Skip to navigationSkip to content

Designers can now compete to reimagine the UK’s bewildering passport design for a post-Brexit world

Reuters/Francois Lenoir
Burgundy blues.
  • Anne Quito
By Anne Quito

Design and architecture reporter

Published This article is more than 2 years old.

Since electing to leave the European Union last year, Britons have been obsessed with redesigning their passports. Designers of all qualifications have pitched ideas on how to improve the ultimate symbol and proof of national identity. Among the proposals is a return to the dark blue covers used by British citizens for 70 years before the switch to the EU’s burgundy covers in 1988. Last year, the Sun petitioned the government after the Brexit vote to bring back the “true blue” passport as an expression of ”pride at being a fully independent nation again.”

Now, the London-based design blog Dezeen has launched a competition to solicit ideas for rethinking the identity document beyond just the color of its cover. “Passports are usually ‘designed’ by in-house staff at the big contracting companies that produce secure documents for states, so it’s no wonder they’re all so ‘samey’,” Dezeen’s editor-in-chief Marcus Fairs tells Quartz. “The latest UK one is not widely admired.”

That version—touted by the government as the world’s most secure—was introduced seven months before the Brexit vote. While its array of anti-counterfeiting features was impressive, the graphics inspired by the ”Creative United Kingdom” theme left many design-savvy citizens disappointed. Critics decried the chaotic collage of British symbology, the dour expression of the William Shakespeare watermark that appears on every page, and the lack of gender parity in the artists honored on its pages. The Guardian’s design critic dubbed it a “very British mess.”

UK HM Passport Office
A “very British mess.”
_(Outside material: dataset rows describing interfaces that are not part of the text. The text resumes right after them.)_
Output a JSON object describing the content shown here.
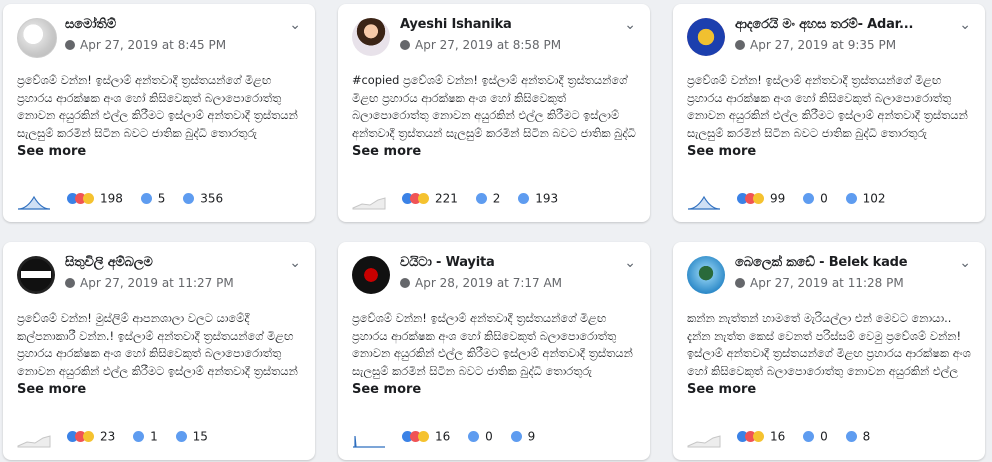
{
  "posts": [
    {
      "name": "සමෝතිම්",
      "date": "Apr 27, 2019 at 8:45 PM",
      "text": "ප්‍රවේශම් වන්න! ඉස්ලාම් අන්තවාදී ත්‍රස්තයන්ගේ මිළඟ ප්‍රහාරය ආරක්ෂක අංශ හෝ කිසිවෙකුත් බලාපොරොත්තු නොවන අයුරකින් එල්ල කිරීමට ඉස්ලාම් අන්තවාදී ත්‍රස්තයන් සැලසුම් කරමින් සිටින බවට ජාතික බුද්ධි තොරතුරු අංශයෙන් අගවමින් සිටියි....",
      "see_more": "See more",
      "likes": "198",
      "comments": "5",
      "shares": "356",
      "spark": "area"
    },
    {
      "name": "Ayeshi Ishanika",
      "date": "Apr 27, 2019 at 8:58 PM",
      "text": "#copied ප්‍රවේශම් වන්න! ඉස්ලාම් අන්තවාදී ත්‍රස්තයන්ගේ මිළඟ ප්‍රහාරය ආරක්ෂක අංශ හෝ කිසිවෙකුත් බලාපොරොත්තු නොවන අයුරකින් එල්ල කිරීමට ඉස්ලාම් අන්තවාදී ත්‍රස්තයන් සැලසුම් කරමින් සිටින බවට ජාතික බුද්ධි තොරතුරු අංශයෙන් අගවමින්....",
      "see_more": "See more",
      "likes": "221",
      "comments": "2",
      "shares": "193",
      "spark": "line"
    },
    {
      "name": "ආදරෙයි මං අහස තරම්- Adar...",
      "date": "Apr 27, 2019 at 9:35 PM",
      "text": "ප්‍රවේශම් වන්න! ඉස්ලාම් අන්තවාදී ත්‍රස්තයන්ගේ මිළඟ ප්‍රහාරය ආරක්ෂක අංශ හෝ කිසිවෙකුත් බලාපොරොත්තු නොවන අයුරකින් එල්ල කිරීමට ඉස්ලාම් අන්තවාදී ත්‍රස්තයන් සැලසුම් කරමින් සිටින බවට ජාතික බුද්ධි තොරතුරු අංශයෙන් අගවමින් සිටියි....",
      "see_more": "See more",
      "likes": "99",
      "comments": "0",
      "shares": "102",
      "spark": "area"
    },
    {
      "name": "සිතුවිලි අම්බලම",
      "date": "Apr 27, 2019 at 11:27 PM",
      "text": "ප්‍රවේශම් වන්න! මුස්ලිම් ආපනශාලා වලට යාමේදී කල්පනාකාරී වන්න.! ඉස්ලාම් අන්තවාදී ත්‍රස්තයන්ගේ මිළඟ ප්‍රහාරය ආරක්ෂක අංශ හෝ කිසිවෙකුත් බලාපොරොත්තු නොවන අයුරකින් එල්ල කිරීමට ඉස්ලාම් අන්තවාදී ත්‍රස්තයන් සැලසුම් කරමින් සිටින...",
      "see_more": "See more",
      "likes": "23",
      "comments": "1",
      "shares": "15",
      "spark": "line"
    },
    {
      "name": "වයිටා - Wayita",
      "date": "Apr 28, 2019 at 7:17 AM",
      "text": "ප්‍රවේශම් වන්න! ඉස්ලාම් අන්තවාදී ත්‍රස්තයන්ගේ මිළඟ ප්‍රහාරය ආරක්ෂක අංශ හෝ කිසිවෙකුත් බලාපොරොත්තු නොවන අයුරකින් එල්ල කිරීමට ඉස්ලාම් අන්තවාදී ත්‍රස්තයන් සැලසුම් කරමින් සිටින බවට ජාතික බුද්ධි තොරතුරු අංශයෙන් අගවමින් සිටියි....",
      "see_more": "See more",
      "likes": "16",
      "comments": "0",
      "shares": "9",
      "spark": "spike"
    },
    {
      "name": "බෙලෙක් කඩේ - Belek kade",
      "date": "Apr 27, 2019 at 11:28 PM",
      "text": "කන්න නැත්තන් හාමතේ මැරියල්ලා එන් මෙවට නොයා.. දැන්න නැත්ත කෙස් වෙනත් පරිස්සම් වෙමු ප්‍රවේශම් වන්න! ඉස්ලාම් අන්තවාදී ත්‍රස්තයන්ගේ මිළඟ ප්‍රහාරය ආරක්ෂක අංශ හෝ කිසිවෙකුත් බලාපොරොත්තු නොවන අයුරකින් එල්ල කිරීමට...",
      "see_more": "See more",
      "likes": "16",
      "comments": "0",
      "shares": "8",
      "spark": "line"
    }
  ]
}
To steer aspiring passport designers, Dezeen’s editors cited the Swiss and Norwegian passports as sterling examples of good graphic design. “There is a lot of potential to use design to make passports more visually interesting and better communicators of identity,” explains Fairs. ”This is particularly important in the UK right now, since the Brexit vote has thrown our national identity up in the air.”

Design envy: Norway’s passport, created by Oslo-based studio Neue.

Dezeen stresses that their passport design contest is a thought experiment, since the UK Passport Office typically chooses design and printing suppliers through a tender process and usually only updates passports every 5 years. But Dezeen’s editors hope that the contest will spark a brainstorm about belonging and identity. “We’re hoping our competition will at least get people thinking about this and coming up with visual expressions of what the UK might stand for in the future,” says Fairs.

With a top prize of £1,000, the contest is open to designers around the world. Entries will be judged by a panel of design experts including Deyan Sudjic, director of the Design Museum in London, where the winning proposals will be displayed.

Correction: Dezeen’s statements are from editor-in-chief Marcus Fairs, not manager Robbie Wallace as cited in an earlier version.

📬 Kick off each morning with coffee and the Daily Brief (BYO coffee).

By providing your email, you agree to the Quartz Privacy Policy.